■ **Task item**:
Check each line of the entries below for the word "title", and copy the lines that have it.

■ **Listed entries**:
>>>>>

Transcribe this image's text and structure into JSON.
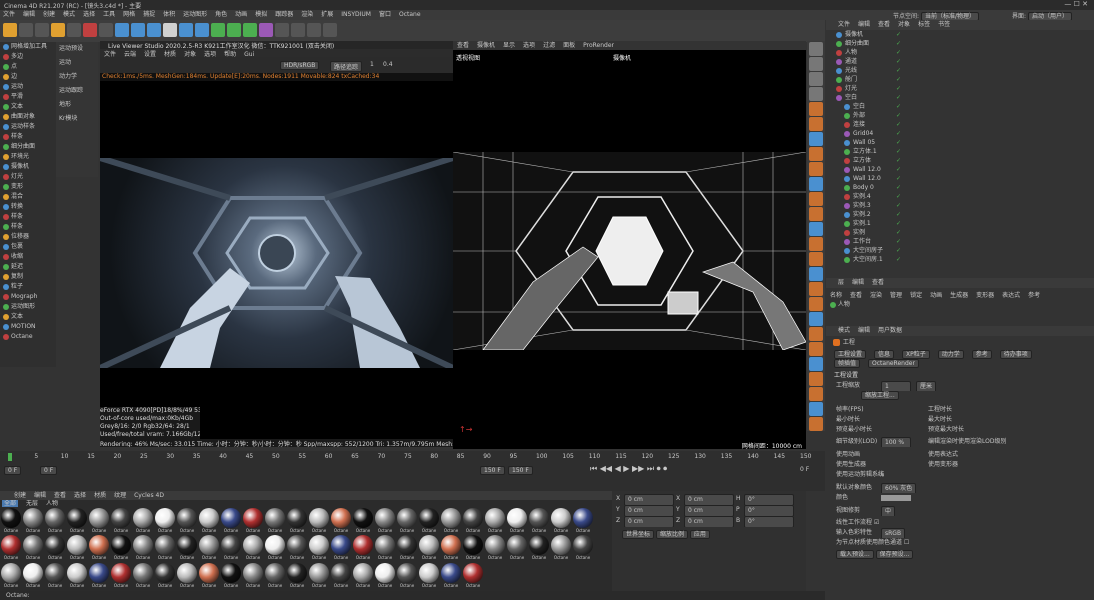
{
  "window": {
    "title": "Cinema 4D R21.207 (RC) - [镜头3.c4d *] - 主要"
  },
  "menubar": [
    "文件",
    "编辑",
    "创建",
    "模式",
    "选择",
    "工具",
    "网格",
    "捕捉",
    "体积",
    "运动图形",
    "角色",
    "动画",
    "模拟",
    "跟踪器",
    "渲染",
    "扩展",
    "INSYDIUM",
    "窗口",
    "Octane"
  ],
  "layout": {
    "label": "节点空间:",
    "value": "当前（标准/物理）",
    "interface_label": "界面:",
    "interface_value": "启动（用户）"
  },
  "left_sidebar": {
    "items": [
      "网格增加工具",
      "多边",
      "点",
      "边",
      "运动",
      "平滑",
      "文本",
      "曲面对象",
      "运动样条",
      "样条",
      "细分曲面",
      "环境光",
      "摄像机",
      "灯光",
      "变形",
      "混合",
      "转换",
      "样条",
      "样条",
      "位移器",
      "包裹",
      "收缩",
      "延迟",
      "复制",
      "粒子",
      "Mograph",
      "运动图形",
      "文本",
      "MOTION",
      "Octane"
    ],
    "tools": [
      "地图",
      "草图",
      "反射",
      "扭曲",
      "旋转",
      "挤压",
      "球化",
      "锥化",
      "样条",
      "螺旋",
      "循环",
      "运动样条",
      "多边形",
      "样条",
      "折纸",
      "点",
      "投射",
      "散射"
    ]
  },
  "mid_panel": {
    "items": [
      "运动预设",
      "运动",
      "动力学",
      "运动跟踪",
      "地形",
      "Kr模块"
    ],
    "selected": "XP系统"
  },
  "octane_viewer": {
    "title": "Live Viewer Studio 2020.2.5-R3  K921工作室汉化  微信：TTK921001  (双击关闭)",
    "menus": [
      "文件",
      "云端",
      "设置",
      "材质",
      "对象",
      "选项",
      "帮助",
      "Gui"
    ],
    "color_mode": "HDR/sRGB",
    "mode": "路径追踪",
    "value1": "1",
    "value2": "0.4",
    "status": "Check:1ms./5ms. MeshGen:184ms. Update[E]:20ms. Nodes:1911 Movable:824 txCached:34",
    "info_lines": [
      "eForce RTX 4090[PD]18/8%/49   53",
      "Out-of-core used/max:0Kb/4Gb",
      "Grey8/16: 2/0          Rgb32/64: 28/1",
      "Used/free/total vram: 7.166Gb/12.159Gb/2"
    ],
    "render_line": "Rendering: 46%  Ms/sec: 33.015  Time: 小时：分钟：秒/小时：分钟：秒   Spp/maxspp: 552/1200   Tri: 1.357m/9.795m   Mesh: 837   Hair: 0   RTXon"
  },
  "viewport": {
    "menus": [
      "查看",
      "摄像机",
      "显示",
      "选项",
      "过滤",
      "面板",
      "ProRender"
    ],
    "label": "透视视图",
    "camera": "摄像机",
    "grid": "网格间距：10000 cm"
  },
  "object_manager": {
    "tabs": [
      "文件",
      "编辑",
      "查看",
      "对象",
      "标签",
      "书签"
    ],
    "objects": [
      "摄像机",
      "细分曲面",
      "人物",
      "通道",
      "光线",
      "舱门",
      "灯光",
      "空白",
      "空白",
      "外部",
      "连接",
      "Grid04",
      "Wall 05",
      "立方体.1",
      "立方体",
      "Wall 12.0",
      "Wall 12.0",
      "Body 0",
      "实例.4",
      "实例.3",
      "实例.2",
      "实例.1",
      "实例",
      "工作台",
      "大空间房子",
      "大空间房.1"
    ]
  },
  "layer_panel": {
    "tabs": [
      "层",
      "编辑",
      "查看"
    ],
    "cols": [
      "名称",
      "查看",
      "渲染",
      "管理",
      "锁定",
      "动画",
      "生成器",
      "变形器",
      "表达式",
      "参考"
    ],
    "row": "人物"
  },
  "attributes": {
    "tabs": [
      "模式",
      "编辑",
      "用户数据"
    ],
    "title": "工程",
    "subtabs": [
      "工程设置",
      "信息",
      "XP粒子",
      "动力学",
      "参考",
      "待办事项"
    ],
    "subtabs2": [
      "帧插值",
      "OctaneRender"
    ],
    "section": "工程设置",
    "scale_label": "工程缩放",
    "scale_value": "1",
    "scale_unit": "厘米",
    "scale_btn": "缩放工程...",
    "fields": [
      {
        "l": "帧率(FPS)",
        "v": "30"
      },
      {
        "l": "最小时长",
        "v": "0 F"
      },
      {
        "l": "预览最小时长",
        "v": "0 F"
      }
    ],
    "fields_r": [
      {
        "l": "工程时长",
        "v": "0 F"
      },
      {
        "l": "最大时长",
        "v": "150 F"
      },
      {
        "l": "预览最大时长",
        "v": "150 F"
      }
    ],
    "lod_label": "细节级别(LOD)",
    "lod_value": "100 %",
    "lod_r": "编辑渲染时使用渲染LOD级别",
    "checks": [
      "使用动画",
      "使用生成器",
      "使用运动剪辑系统"
    ],
    "checks_r": [
      "使用表达式",
      "使用变形器"
    ],
    "default_color_label": "默认对象颜色",
    "default_color_value": "60% 灰色",
    "color_label": "颜色",
    "view_label": "视图修剪",
    "view_value": "中",
    "linear_label": "线性工作流程",
    "input_label": "输入色彩特性",
    "input_value": "sRGB",
    "node_label": "为节点材质使用颜色通道",
    "btn1": "载入预设...",
    "btn2": "保存预设..."
  },
  "timeline": {
    "ticks": [
      "0",
      "5",
      "10",
      "15",
      "20",
      "25",
      "30",
      "35",
      "40",
      "45",
      "50",
      "55",
      "60",
      "65",
      "70",
      "75",
      "80",
      "85",
      "90",
      "95",
      "100",
      "105",
      "110",
      "115",
      "120",
      "125",
      "130",
      "135",
      "140",
      "145",
      "150"
    ],
    "current": "0 F",
    "start": "0 F",
    "end": "150 F",
    "end2": "150 F",
    "frame_right": "0 F"
  },
  "material_manager": {
    "menus": [
      "创建",
      "编辑",
      "查看",
      "选择",
      "材质",
      "纹理",
      "Cycles 4D"
    ],
    "filters": [
      "全部",
      "无层",
      "人物"
    ],
    "materials": [
      "Octane",
      "Octane",
      "Octane",
      "Octane",
      "Octane",
      "Octane",
      "Octane",
      "Octane",
      "Octane",
      "Octane",
      "Octane",
      "Octane",
      "Octane",
      "Octane",
      "Octane",
      "Octane",
      "Octane",
      "Octane",
      "Octane",
      "Octane",
      "Octane",
      "Octane",
      "Octane",
      "Octane",
      "Octane",
      "Octane",
      "Octane",
      "Octane",
      "Octane",
      "Octane",
      "Octane",
      "Octane",
      "Octane",
      "Octane",
      "Octane",
      "Octane",
      "Octane",
      "Octane",
      "Octane",
      "Octane",
      "Octane",
      "Octane",
      "Octane",
      "Octane",
      "Octane",
      "Octane",
      "Octane",
      "Octane",
      "Octane",
      "Octane",
      "Octane",
      "Octane",
      "Octane",
      "Octane",
      "Octane",
      "Octane",
      "Octane",
      "Octane",
      "Octane",
      "Octane",
      "Octane",
      "Octane",
      "Octane",
      "Octane",
      "Octane",
      "Octane",
      "Octane",
      "Octane",
      "Octane",
      "Octane",
      "Octane",
      "Octane",
      "Octane",
      "Octane",
      "Octane",
      "Octane"
    ]
  },
  "coords": {
    "rows": [
      {
        "a": "X",
        "v1": "0 cm",
        "b": "X",
        "v2": "0 cm",
        "c": "H",
        "v3": "0°"
      },
      {
        "a": "Y",
        "v1": "0 cm",
        "b": "Y",
        "v2": "0 cm",
        "c": "P",
        "v3": "0°"
      },
      {
        "a": "Z",
        "v1": "0 cm",
        "b": "Z",
        "v2": "0 cm",
        "c": "B",
        "v3": "0°"
      }
    ],
    "mode": "世界坐标",
    "size": "缩放比例",
    "apply": "应用"
  },
  "status_bar": "Octane:"
}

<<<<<

■ **Your response**:
    "title": "Cinema 4D R21.207 (RC) - [镜头3.c4d *] - 主要"
    "title": "Live Viewer Studio 2020.2.5-R3  K921工作室汉化  微信：TTK921001  (双击关闭)",
    "title": "工程",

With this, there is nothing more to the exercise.